University of Minnesota

Go to chemistry home page.


Professor Truhlar's 1,000th journal article published

Recent research from the research group of Professor

Regents Professor Donald Truhlar's 1,000th journal article has been published. The article, Adsorption on Fe-MOF-74 for C1‒C3 Hydrocarbon Separation, was co-authored Pragya Verma, graduate student research assistant, and Xuefei Xu, Ph.D., postdoctoral associate. It was published in the May 22 edition of The Journal of Physical Chemistry C, and can be found at

Truhlar has also written 84 book chapters for a total of 1,084 publications. According to the Web of Science, his index factor is 118, and his papers have been cited 64,294 times.

Truhlar is one of the University of Minnesota Department of Chemistry's most distinguished professors and researchers, and is one of the top physical chemists in the world. He has received many prestigious awards and honors for his research and his seminal contributions that have advanced and transformed chemistry and chemical physics.

His contributions to the scientific community include serving as an associate editor for the Journal of the American Chemical Society and editor of Computer Physics Communications. Truhlar also is a member of the National Academy of Sciences of the United States of America, and the International Academy of Quantum Molecular Sciences. He is a fellow of the American Association for the Advancement of Science, the American Physical Society, the American Chemical Society, the Royal Society of Chemistry, and the Minnesota Supercomputing Institute.

Truhlar is a member of the Department of Chemistry's Chemical Theory Center, and a co-investigator in the Nanoporous Materials Genome Center collaborative based on the University of Minnesota.

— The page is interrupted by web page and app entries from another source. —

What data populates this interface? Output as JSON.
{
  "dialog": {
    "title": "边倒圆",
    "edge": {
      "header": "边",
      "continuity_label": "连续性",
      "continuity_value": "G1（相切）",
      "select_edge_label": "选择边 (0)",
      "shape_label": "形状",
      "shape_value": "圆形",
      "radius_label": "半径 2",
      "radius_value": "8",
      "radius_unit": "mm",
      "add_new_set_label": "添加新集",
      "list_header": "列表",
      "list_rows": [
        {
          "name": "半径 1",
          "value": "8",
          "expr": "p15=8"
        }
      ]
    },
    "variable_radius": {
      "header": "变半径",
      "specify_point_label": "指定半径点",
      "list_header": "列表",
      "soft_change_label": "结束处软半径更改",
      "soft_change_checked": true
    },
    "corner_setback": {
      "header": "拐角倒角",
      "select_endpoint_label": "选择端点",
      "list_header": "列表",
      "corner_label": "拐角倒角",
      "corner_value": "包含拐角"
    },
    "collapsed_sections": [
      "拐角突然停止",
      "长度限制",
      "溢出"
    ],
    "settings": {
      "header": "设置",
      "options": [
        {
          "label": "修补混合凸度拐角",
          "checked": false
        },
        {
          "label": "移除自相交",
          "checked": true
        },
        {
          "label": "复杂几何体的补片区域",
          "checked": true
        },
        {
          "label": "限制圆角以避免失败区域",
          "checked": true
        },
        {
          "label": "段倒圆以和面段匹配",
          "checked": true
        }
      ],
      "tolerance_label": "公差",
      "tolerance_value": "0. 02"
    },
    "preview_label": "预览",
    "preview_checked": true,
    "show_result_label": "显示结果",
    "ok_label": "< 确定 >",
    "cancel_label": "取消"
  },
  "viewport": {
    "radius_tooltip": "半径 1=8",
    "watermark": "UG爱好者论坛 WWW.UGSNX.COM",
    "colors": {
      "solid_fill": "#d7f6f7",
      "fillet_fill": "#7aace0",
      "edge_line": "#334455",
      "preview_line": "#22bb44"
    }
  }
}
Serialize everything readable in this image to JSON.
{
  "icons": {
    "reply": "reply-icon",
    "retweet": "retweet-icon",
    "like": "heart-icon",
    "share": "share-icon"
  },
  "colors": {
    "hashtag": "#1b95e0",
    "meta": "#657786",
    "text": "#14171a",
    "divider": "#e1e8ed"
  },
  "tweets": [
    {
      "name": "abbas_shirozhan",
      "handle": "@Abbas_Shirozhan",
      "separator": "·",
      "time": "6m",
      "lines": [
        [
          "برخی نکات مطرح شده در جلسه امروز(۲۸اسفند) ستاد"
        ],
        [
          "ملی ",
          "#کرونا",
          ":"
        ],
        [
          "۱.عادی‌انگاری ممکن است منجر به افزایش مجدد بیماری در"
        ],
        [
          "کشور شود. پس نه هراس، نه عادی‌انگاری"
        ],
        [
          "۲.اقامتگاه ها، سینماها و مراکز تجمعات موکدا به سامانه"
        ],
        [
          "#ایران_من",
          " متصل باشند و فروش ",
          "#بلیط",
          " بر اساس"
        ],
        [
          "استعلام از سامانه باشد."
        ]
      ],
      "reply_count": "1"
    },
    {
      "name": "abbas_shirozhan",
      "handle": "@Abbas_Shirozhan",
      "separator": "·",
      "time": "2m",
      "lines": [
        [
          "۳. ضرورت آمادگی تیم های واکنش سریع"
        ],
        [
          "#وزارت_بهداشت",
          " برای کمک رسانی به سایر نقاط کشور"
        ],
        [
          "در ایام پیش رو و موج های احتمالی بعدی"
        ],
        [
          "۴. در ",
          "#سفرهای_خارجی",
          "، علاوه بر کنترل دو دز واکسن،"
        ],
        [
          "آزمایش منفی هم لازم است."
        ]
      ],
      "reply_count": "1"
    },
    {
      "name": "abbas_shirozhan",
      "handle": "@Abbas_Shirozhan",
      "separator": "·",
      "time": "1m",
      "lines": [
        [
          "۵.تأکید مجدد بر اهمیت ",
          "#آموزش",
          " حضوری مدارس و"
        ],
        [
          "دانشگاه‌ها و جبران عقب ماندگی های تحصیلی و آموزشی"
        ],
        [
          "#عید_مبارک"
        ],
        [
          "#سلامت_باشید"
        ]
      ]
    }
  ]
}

The abstract for the 1,000 paper from Truhlar and his research group is: "An increase in demand for energy efficient processes for the separation of a mixture of hydrocarbons drives the need for understanding metal-organic frameworks (MOFs) that can provide better non-cryogenic alternatives for the fractionation of hydrocarbon mixtures. Here we study the structure and properties of a metal-organic framework, Fe-MOF-74, and its effectiveness to separate C1-C3 hydrocarbon mixtures. The binding of these hydrocarbons to the open metal sites of Fe-MOF-74 has been investigated using a meta-generalized gradient approximation density functional, M06-L, which has previously been validated for systems containing transition metals. For interpretive purposes, charge model 5 (CM5) is used to determine the partial atomic charges on the metal cations and the oxygen atoms of the ligands surrounding these metal centers. Our computations show preferential binding to the metal center of Fe-MOF-74 of unsaturated hydrocarbons over saturated ones in agreement with experimental results and the calculated binding energies are in semiquantitative agreement with experiment. The results are analyzed in terms of various factors contributing to the binding, including structural distortion, electrostatics, damped dispersion, charge transfer, back bonding, and ligand field effects on the d orbitals. The CM5 charges are not sensitive to small differences in structure."

Fig. 1. Structure of Fe-MOF-74 showing hexagonal channels with the vertices of the channel consisting of three rows of iron centers and the sides consisting of the organic linker, 2,5-dioxido-1,4-benzenedicarboxylate (dobdc4‒). [Color code: Violet = iron, Red = oxygen, Gray = carbon, White = hydrogen]